Authorities, Atlanta residents and Asian-American groups across the country reacted with shock and outrage to the massage parlor shootings that killed eight people on Tuesday evening.
Vice President Kamala Harris, the first woman and the first Asian-American to hold the office, expressed condolences for the families of the victims during a meeting with Irish officials on Wednesday.
“This speaks to a larger issue which is the issue of violence in our country and what we must do to never tolerate it and to always speak out against it,” Ms. Harris said.
“I do want to say to our Asian-American community that we stand with you and understand how this has frightened and shocked and outraged all people,” she added.
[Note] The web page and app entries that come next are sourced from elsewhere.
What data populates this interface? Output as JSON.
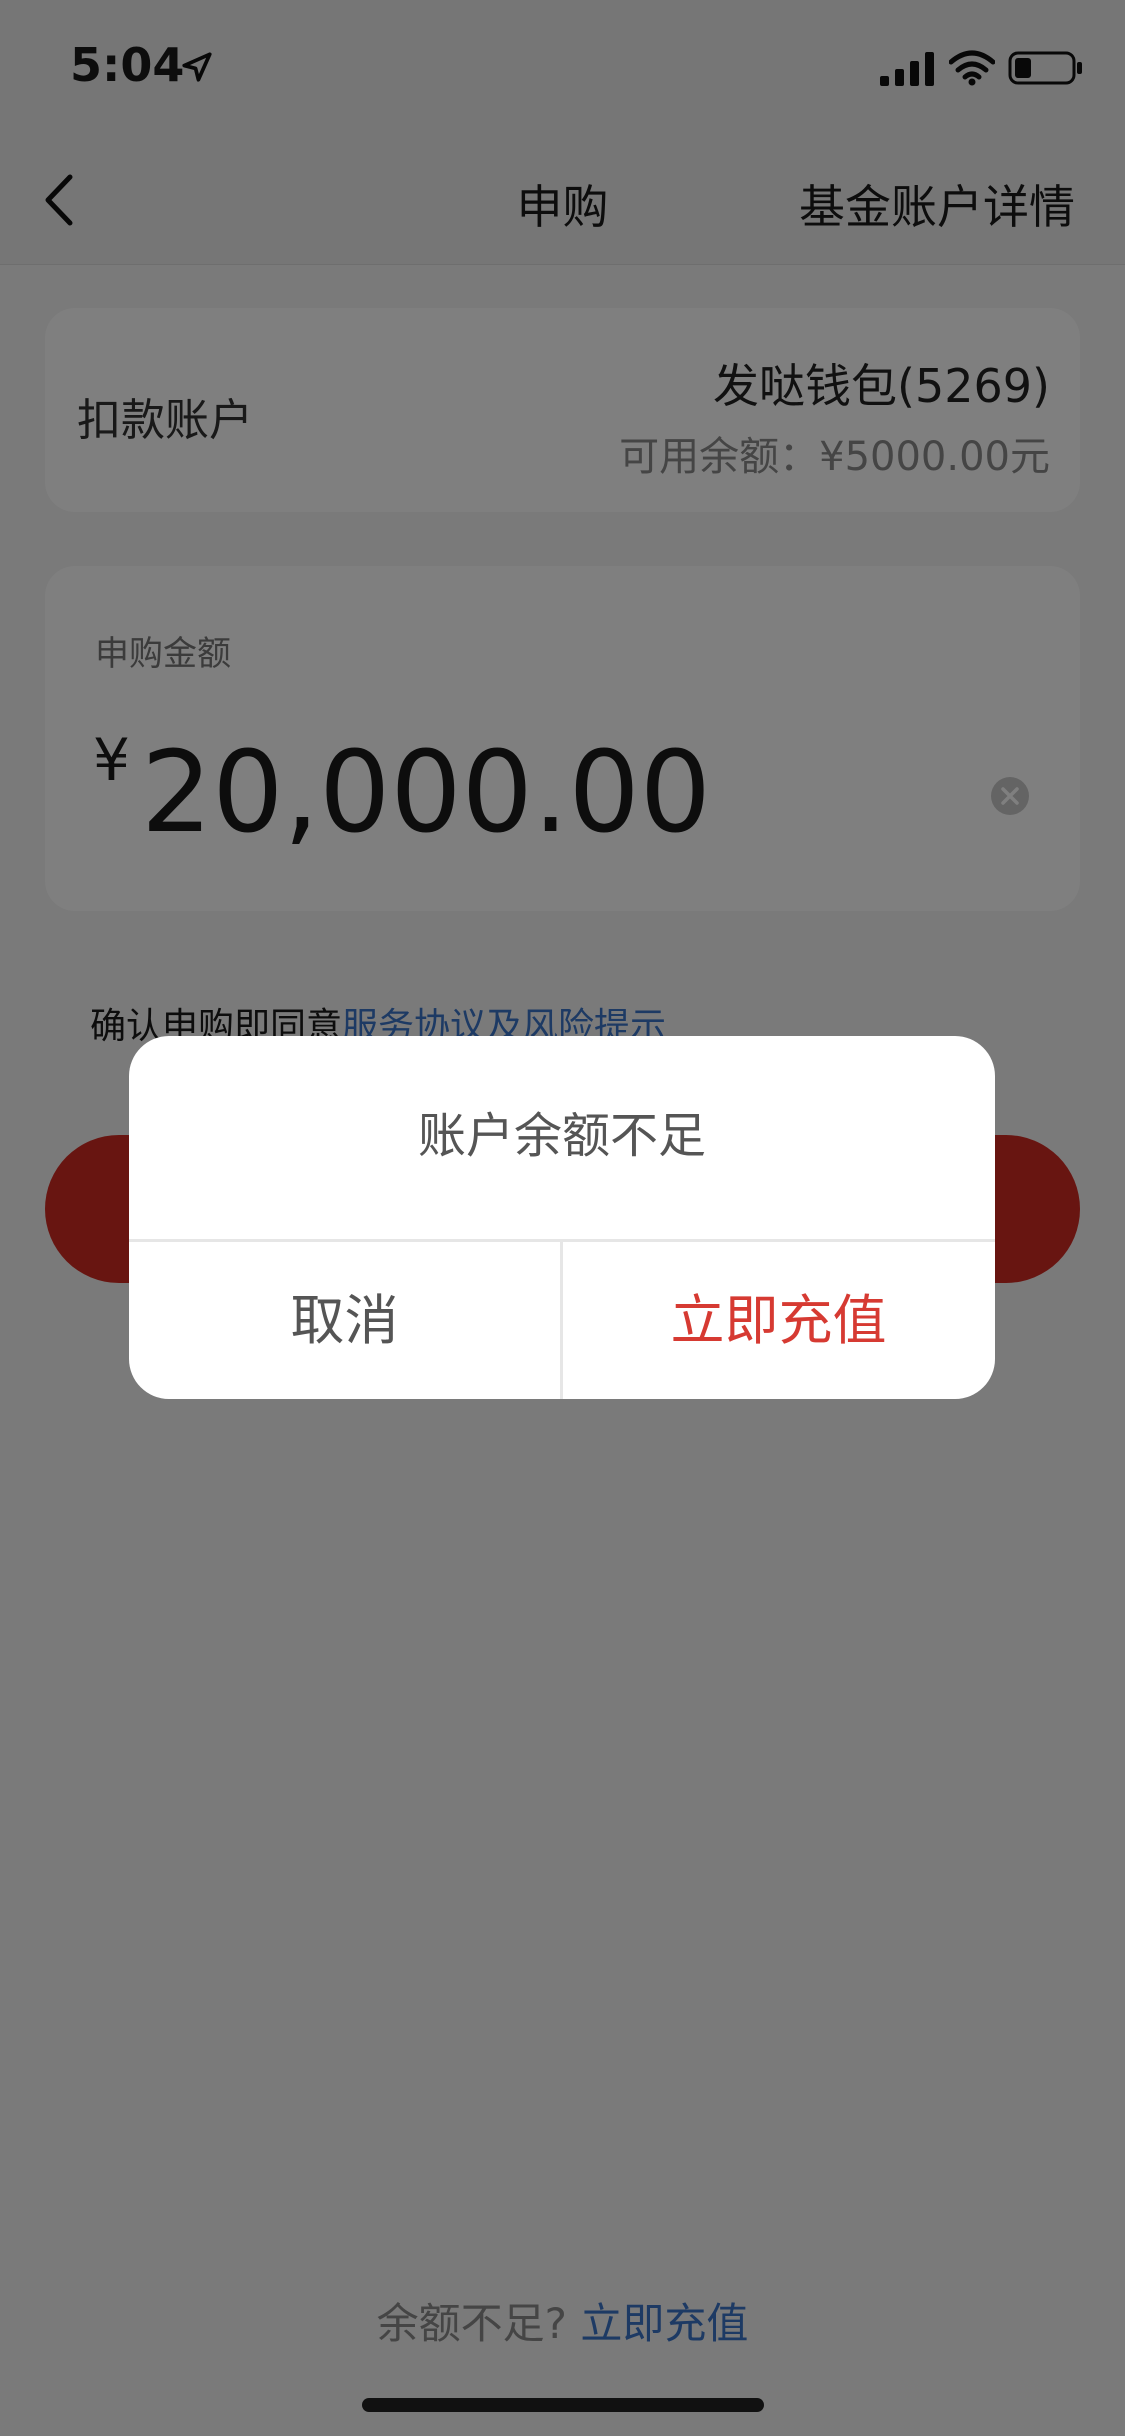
{
  "status_bar": {
    "time": "5:04",
    "icons": [
      "location-arrow-icon",
      "signal-icon",
      "wifi-icon",
      "battery-icon"
    ]
  },
  "nav": {
    "title": "申购",
    "right_action": "基金账户详情",
    "back_icon": "chevron-left-icon"
  },
  "account": {
    "label": "扣款账户",
    "name": "发哒钱包(5269)",
    "balance": "可用余额：¥5000.00元"
  },
  "amount": {
    "label": "申购金额",
    "currency": "¥",
    "value": "20,000.00",
    "clear_icon": "clear-circle-icon"
  },
  "agreement": {
    "prefix": "确认申购即同意",
    "link": "服务协议及风险提示"
  },
  "bottom_hint": {
    "prefix": "余额不足?",
    "link": "立即充值"
  },
  "dialog": {
    "message": "账户余额不足",
    "cancel": "取消",
    "confirm": "立即充值"
  },
  "colors": {
    "accent_red": "#d63a32",
    "button_red": "#d02a22",
    "link_blue": "#3a74c8",
    "overlay": "rgba(0,0,0,0.5)"
  }
}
“A motive is still not clear, but a crime against any community is a crime against us all,” Keisha Lance Bottoms, the mayor of Atlanta, said in a statement on Wednesday morning that praised the efforts of law enforcement.
“My prayers are with the families and friends of the victims whose lives were cut short by these shootings,” she said.
Reacting to reports that the crimes may have targeted people of Asian descent, Senator Raphael Warnock of Georgia said on Twitter, “Once again we see that hate is deadly.”
“Our entire family is praying for the victims of these horrific acts of violence,” Georgia’s governor, Brian Kemp, said on Twitter.
The U.S. Secretary of State, Antony J. Blinken, reacted to the shootings during a visit to Seoul on Wednesday to speak with South Korea’s foreign minister, Chung Eui-yong.
“I want to mention the attacks that happened just a few hours ago in Atlanta, in which several women were killed, including, we believe, four women of Korean descent,” Mr. Blinken said. “We are horrified by this violence, which has no place in America or anywhere.”
The Congressional Asian Pacific American Caucus said the group was “horrified by the news coming out of GA at a time when we’re already seeing a spike in anti-Asian violence. Although details are still unfolding, at least half of the victims appear to be Asian-American women. Our hearts go out to the victims & their families.”
Sung Yeon Choimorrow, the director of the National Asian Pacific American Women’s Forum, said in a statement on social media that the group was “concerned for the safety of our community members across the country as violence toward Asian-Americans has escalated.”
“Even before the pandemic and the racist scapegoating that came in its wake, AAPI women routinely experienced racialized misogyny,” she said. “Now, our community, particularly women, elders, and workers with low-wage jobs, are bearing the brunt of continued vilification.”
The statement, which noted that anti-Asian hate and violence disproportionately impacts women, included testimony from the mother of a member of group’s Atlanta chapter who works in a hair salon.
“You go to work and you’re trying to earn money, and you have your family to feed and you’re just trying to survive and be like everyone else,” it said. “And then stuff like this happens and it’s so scary. I am a part of the Vietnamese immigrant community, and I fear for our safety.”
Debra and Gregory Welch, who live in the Piedmont Heights neighborhood in the northeast area of Atlanta, near where four women were shot at two massage parlors, said it was usually quiet and peaceful, although they referred to the stretch where the shootings took place as the community’s “red-light district.” On the same block, near Cheshire Bridge Road, there is another massage parlor, a tattoo shop and a strip club.
“It’s for sure disturbing,” Mr. Welch said of the shootings, “but even more so if it’s related to an anti-Asian factor from the Covid pandemic.”